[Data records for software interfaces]
__________
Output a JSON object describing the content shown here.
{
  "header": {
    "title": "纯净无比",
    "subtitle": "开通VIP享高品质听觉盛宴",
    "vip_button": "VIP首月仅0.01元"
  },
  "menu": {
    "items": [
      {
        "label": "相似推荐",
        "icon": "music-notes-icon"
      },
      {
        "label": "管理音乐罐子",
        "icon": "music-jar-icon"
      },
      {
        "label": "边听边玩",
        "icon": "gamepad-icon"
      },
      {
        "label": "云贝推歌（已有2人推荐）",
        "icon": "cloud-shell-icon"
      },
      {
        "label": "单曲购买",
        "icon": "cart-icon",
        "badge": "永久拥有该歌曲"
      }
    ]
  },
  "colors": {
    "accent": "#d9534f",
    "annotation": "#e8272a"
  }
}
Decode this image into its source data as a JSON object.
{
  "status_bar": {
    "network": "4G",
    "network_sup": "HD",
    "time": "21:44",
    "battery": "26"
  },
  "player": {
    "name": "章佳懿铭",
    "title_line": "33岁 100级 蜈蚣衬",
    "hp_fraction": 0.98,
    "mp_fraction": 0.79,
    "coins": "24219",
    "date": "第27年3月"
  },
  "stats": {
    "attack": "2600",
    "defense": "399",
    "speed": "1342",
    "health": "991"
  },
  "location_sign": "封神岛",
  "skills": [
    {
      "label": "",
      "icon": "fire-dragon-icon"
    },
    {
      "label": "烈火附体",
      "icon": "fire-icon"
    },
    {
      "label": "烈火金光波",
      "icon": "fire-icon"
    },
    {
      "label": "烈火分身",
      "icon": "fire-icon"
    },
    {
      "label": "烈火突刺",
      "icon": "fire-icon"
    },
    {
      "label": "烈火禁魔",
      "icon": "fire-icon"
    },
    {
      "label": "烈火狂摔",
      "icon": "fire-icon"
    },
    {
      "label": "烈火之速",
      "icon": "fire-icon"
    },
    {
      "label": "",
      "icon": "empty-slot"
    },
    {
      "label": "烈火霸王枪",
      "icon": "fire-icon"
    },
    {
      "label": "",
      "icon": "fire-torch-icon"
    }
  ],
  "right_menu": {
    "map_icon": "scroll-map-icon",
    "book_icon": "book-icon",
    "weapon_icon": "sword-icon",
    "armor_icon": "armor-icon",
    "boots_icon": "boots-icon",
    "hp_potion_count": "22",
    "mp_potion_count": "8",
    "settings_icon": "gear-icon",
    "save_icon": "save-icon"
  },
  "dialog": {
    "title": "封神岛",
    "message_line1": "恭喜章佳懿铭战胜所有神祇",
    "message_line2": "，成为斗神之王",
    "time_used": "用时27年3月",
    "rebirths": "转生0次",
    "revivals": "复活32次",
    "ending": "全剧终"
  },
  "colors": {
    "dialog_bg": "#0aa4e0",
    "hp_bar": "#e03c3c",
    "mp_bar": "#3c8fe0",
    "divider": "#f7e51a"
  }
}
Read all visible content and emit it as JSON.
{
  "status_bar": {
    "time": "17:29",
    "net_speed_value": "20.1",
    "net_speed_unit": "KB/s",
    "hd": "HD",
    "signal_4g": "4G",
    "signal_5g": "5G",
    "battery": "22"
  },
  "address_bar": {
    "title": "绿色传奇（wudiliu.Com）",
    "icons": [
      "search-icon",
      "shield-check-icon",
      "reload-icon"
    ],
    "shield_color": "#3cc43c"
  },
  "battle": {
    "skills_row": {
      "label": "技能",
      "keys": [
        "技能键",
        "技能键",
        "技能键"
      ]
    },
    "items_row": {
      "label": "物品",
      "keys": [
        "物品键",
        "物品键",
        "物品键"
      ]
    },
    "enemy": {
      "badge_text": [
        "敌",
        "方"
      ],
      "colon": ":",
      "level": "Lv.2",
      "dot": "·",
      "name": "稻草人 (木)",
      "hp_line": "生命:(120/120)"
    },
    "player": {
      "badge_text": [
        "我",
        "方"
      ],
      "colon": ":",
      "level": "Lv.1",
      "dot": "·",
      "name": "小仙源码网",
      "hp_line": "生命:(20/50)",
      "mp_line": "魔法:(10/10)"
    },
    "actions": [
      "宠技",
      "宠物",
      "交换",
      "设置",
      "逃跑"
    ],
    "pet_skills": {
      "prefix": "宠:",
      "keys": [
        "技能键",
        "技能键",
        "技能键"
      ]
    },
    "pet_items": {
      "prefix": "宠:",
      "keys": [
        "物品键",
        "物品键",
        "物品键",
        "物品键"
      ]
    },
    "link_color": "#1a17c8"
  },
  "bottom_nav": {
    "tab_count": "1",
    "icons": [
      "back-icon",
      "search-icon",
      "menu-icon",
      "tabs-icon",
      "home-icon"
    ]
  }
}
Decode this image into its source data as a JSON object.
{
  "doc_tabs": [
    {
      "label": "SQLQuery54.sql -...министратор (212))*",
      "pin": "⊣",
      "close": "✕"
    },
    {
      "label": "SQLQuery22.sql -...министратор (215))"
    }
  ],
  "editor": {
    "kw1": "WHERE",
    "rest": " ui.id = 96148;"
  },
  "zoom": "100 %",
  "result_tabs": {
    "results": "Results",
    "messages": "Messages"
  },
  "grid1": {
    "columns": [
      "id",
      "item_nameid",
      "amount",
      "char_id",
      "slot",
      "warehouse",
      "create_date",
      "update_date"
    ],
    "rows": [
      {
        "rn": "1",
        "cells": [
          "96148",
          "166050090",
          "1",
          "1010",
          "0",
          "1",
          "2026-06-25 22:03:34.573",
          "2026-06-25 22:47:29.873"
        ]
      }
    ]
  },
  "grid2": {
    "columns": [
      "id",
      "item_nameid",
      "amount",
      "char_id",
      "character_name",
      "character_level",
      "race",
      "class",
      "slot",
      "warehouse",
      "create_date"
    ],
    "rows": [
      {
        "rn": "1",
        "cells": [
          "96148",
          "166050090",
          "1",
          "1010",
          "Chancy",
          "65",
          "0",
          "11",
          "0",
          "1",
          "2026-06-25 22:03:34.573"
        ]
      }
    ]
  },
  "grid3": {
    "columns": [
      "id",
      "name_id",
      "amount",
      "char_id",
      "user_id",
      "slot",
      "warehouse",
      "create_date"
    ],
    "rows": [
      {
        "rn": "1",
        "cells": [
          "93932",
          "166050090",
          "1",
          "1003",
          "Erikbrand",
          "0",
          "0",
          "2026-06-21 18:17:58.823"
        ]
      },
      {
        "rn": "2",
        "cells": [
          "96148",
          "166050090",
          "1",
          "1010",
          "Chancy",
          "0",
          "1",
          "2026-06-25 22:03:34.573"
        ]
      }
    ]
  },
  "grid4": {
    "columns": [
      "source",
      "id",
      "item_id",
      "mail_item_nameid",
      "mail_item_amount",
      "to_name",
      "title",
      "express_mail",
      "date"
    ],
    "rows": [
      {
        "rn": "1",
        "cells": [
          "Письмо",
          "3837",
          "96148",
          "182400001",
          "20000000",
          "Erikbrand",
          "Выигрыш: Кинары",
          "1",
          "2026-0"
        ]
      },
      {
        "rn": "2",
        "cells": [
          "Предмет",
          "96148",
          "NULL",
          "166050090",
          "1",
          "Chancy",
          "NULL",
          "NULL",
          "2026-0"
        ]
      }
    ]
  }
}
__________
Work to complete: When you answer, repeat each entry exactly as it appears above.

Completed exercise:
Output a JSON object describing the content shown here.
{
  "header": {
    "title": "纯净无比",
    "subtitle": "开通VIP享高品质听觉盛宴",
    "vip_button": "VIP首月仅0.01元"
  },
  "menu": {
    "items": [
      {
        "label": "相似推荐",
        "icon": "music-notes-icon"
      },
      {
        "label": "管理音乐罐子",
        "icon": "music-jar-icon"
      },
      {
        "label": "边听边玩",
        "icon": "gamepad-icon"
      },
      {
        "label": "云贝推歌（已有2人推荐）",
        "icon": "cloud-shell-icon"
      },
      {
        "label": "单曲购买",
        "icon": "cart-icon",
        "badge": "永久拥有该歌曲"
      }
    ]
  },
  "colors": {
    "accent": "#d9534f",
    "annotation": "#e8272a"
  }
}
Decode this image into its source data as a JSON object.
{
  "status_bar": {
    "network": "4G",
    "network_sup": "HD",
    "time": "21:44",
    "battery": "26"
  },
  "player": {
    "name": "章佳懿铭",
    "title_line": "33岁 100级 蜈蚣衬",
    "hp_fraction": 0.98,
    "mp_fraction": 0.79,
    "coins": "24219",
    "date": "第27年3月"
  },
  "stats": {
    "attack": "2600",
    "defense": "399",
    "speed": "1342",
    "health": "991"
  },
  "location_sign": "封神岛",
  "skills": [
    {
      "label": "",
      "icon": "fire-dragon-icon"
    },
    {
      "label": "烈火附体",
      "icon": "fire-icon"
    },
    {
      "label": "烈火金光波",
      "icon": "fire-icon"
    },
    {
      "label": "烈火分身",
      "icon": "fire-icon"
    },
    {
      "label": "烈火突刺",
      "icon": "fire-icon"
    },
    {
      "label": "烈火禁魔",
      "icon": "fire-icon"
    },
    {
      "label": "烈火狂摔",
      "icon": "fire-icon"
    },
    {
      "label": "烈火之速",
      "icon": "fire-icon"
    },
    {
      "label": "",
      "icon": "empty-slot"
    },
    {
      "label": "烈火霸王枪",
      "icon": "fire-icon"
    },
    {
      "label": "",
      "icon": "fire-torch-icon"
    }
  ],
  "right_menu": {
    "map_icon": "scroll-map-icon",
    "book_icon": "book-icon",
    "weapon_icon": "sword-icon",
    "armor_icon": "armor-icon",
    "boots_icon": "boots-icon",
    "hp_potion_count": "22",
    "mp_potion_count": "8",
    "settings_icon": "gear-icon",
    "save_icon": "save-icon"
  },
  "dialog": {
    "title": "封神岛",
    "message_line1": "恭喜章佳懿铭战胜所有神祇",
    "message_line2": "，成为斗神之王",
    "time_used": "用时27年3月",
    "rebirths": "转生0次",
    "revivals": "复活32次",
    "ending": "全剧终"
  },
  "colors": {
    "dialog_bg": "#0aa4e0",
    "hp_bar": "#e03c3c",
    "mp_bar": "#3c8fe0",
    "divider": "#f7e51a"
  }
}
Read all visible content and emit it as JSON.
{
  "status_bar": {
    "time": "17:29",
    "net_speed_value": "20.1",
    "net_speed_unit": "KB/s",
    "hd": "HD",
    "signal_4g": "4G",
    "signal_5g": "5G",
    "battery": "22"
  },
  "address_bar": {
    "title": "绿色传奇（wudiliu.Com）",
    "icons": [
      "search-icon",
      "shield-check-icon",
      "reload-icon"
    ],
    "shield_color": "#3cc43c"
  },
  "battle": {
    "skills_row": {
      "label": "技能",
      "keys": [
        "技能键",
        "技能键",
        "技能键"
      ]
    },
    "items_row": {
      "label": "物品",
      "keys": [
        "物品键",
        "物品键",
        "物品键"
      ]
    },
    "enemy": {
      "badge_text": [
        "敌",
        "方"
      ],
      "colon": ":",
      "level": "Lv.2",
      "dot": "·",
      "name": "稻草人 (木)",
      "hp_line": "生命:(120/120)"
    },
    "player": {
      "badge_text": [
        "我",
        "方"
      ],
      "colon": ":",
      "level": "Lv.1",
      "dot": "·",
      "name": "小仙源码网",
      "hp_line": "生命:(20/50)",
      "mp_line": "魔法:(10/10)"
    },
    "actions": [
      "宠技",
      "宠物",
      "交换",
      "设置",
      "逃跑"
    ],
    "pet_skills": {
      "prefix": "宠:",
      "keys": [
        "技能键",
        "技能键",
        "技能键"
      ]
    },
    "pet_items": {
      "prefix": "宠:",
      "keys": [
        "物品键",
        "物品键",
        "物品键",
        "物品键"
      ]
    },
    "link_color": "#1a17c8"
  },
  "bottom_nav": {
    "tab_count": "1",
    "icons": [
      "back-icon",
      "search-icon",
      "menu-icon",
      "tabs-icon",
      "home-icon"
    ]
  }
}
Decode this image into its source data as a JSON object.
{
  "doc_tabs": [
    {
      "label": "SQLQuery54.sql -...министратор (212))*",
      "pin": "⊣",
      "close": "✕"
    },
    {
      "label": "SQLQuery22.sql -...министратор (215))"
    }
  ],
  "editor": {
    "kw1": "WHERE",
    "rest": " ui.id = 96148;"
  },
  "zoom": "100 %",
  "result_tabs": {
    "results": "Results",
    "messages": "Messages"
  },
  "grid1": {
    "columns": [
      "id",
      "item_nameid",
      "amount",
      "char_id",
      "slot",
      "warehouse",
      "create_date",
      "update_date"
    ],
    "rows": [
      {
        "rn": "1",
        "cells": [
          "96148",
          "166050090",
          "1",
          "1010",
          "0",
          "1",
          "2026-06-25 22:03:34.573",
          "2026-06-25 22:47:29.873"
        ]
      }
    ]
  },
  "grid2": {
    "columns": [
      "id",
      "item_nameid",
      "amount",
      "char_id",
      "character_name",
      "character_level",
      "race",
      "class",
      "slot",
      "warehouse",
      "create_date"
    ],
    "rows": [
      {
        "rn": "1",
        "cells": [
          "96148",
          "166050090",
          "1",
          "1010",
          "Chancy",
          "65",
          "0",
          "11",
          "0",
          "1",
          "2026-06-25 22:03:34.573"
        ]
      }
    ]
  },
  "grid3": {
    "columns": [
      "id",
      "name_id",
      "amount",
      "char_id",
      "user_id",
      "slot",
      "warehouse",
      "create_date"
    ],
    "rows": [
      {
        "rn": "1",
        "cells": [
          "93932",
          "166050090",
          "1",
          "1003",
          "Erikbrand",
          "0",
          "0",
          "2026-06-21 18:17:58.823"
        ]
      },
      {
        "rn": "2",
        "cells": [
          "96148",
          "166050090",
          "1",
          "1010",
          "Chancy",
          "0",
          "1",
          "2026-06-25 22:03:34.573"
        ]
      }
    ]
  },
  "grid4": {
    "columns": [
      "source",
      "id",
      "item_id",
      "mail_item_nameid",
      "mail_item_amount",
      "to_name",
      "title",
      "express_mail",
      "date"
    ],
    "rows": [
      {
        "rn": "1",
        "cells": [
          "Письмо",
          "3837",
          "96148",
          "182400001",
          "20000000",
          "Erikbrand",
          "Выигрыш: Кинары",
          "1",
          "2026-0"
        ]
      },
      {
        "rn": "2",
        "cells": [
          "Предмет",
          "96148",
          "NULL",
          "166050090",
          "1",
          "Chancy",
          "NULL",
          "NULL",
          "2026-0"
        ]
      }
    ]
  }
}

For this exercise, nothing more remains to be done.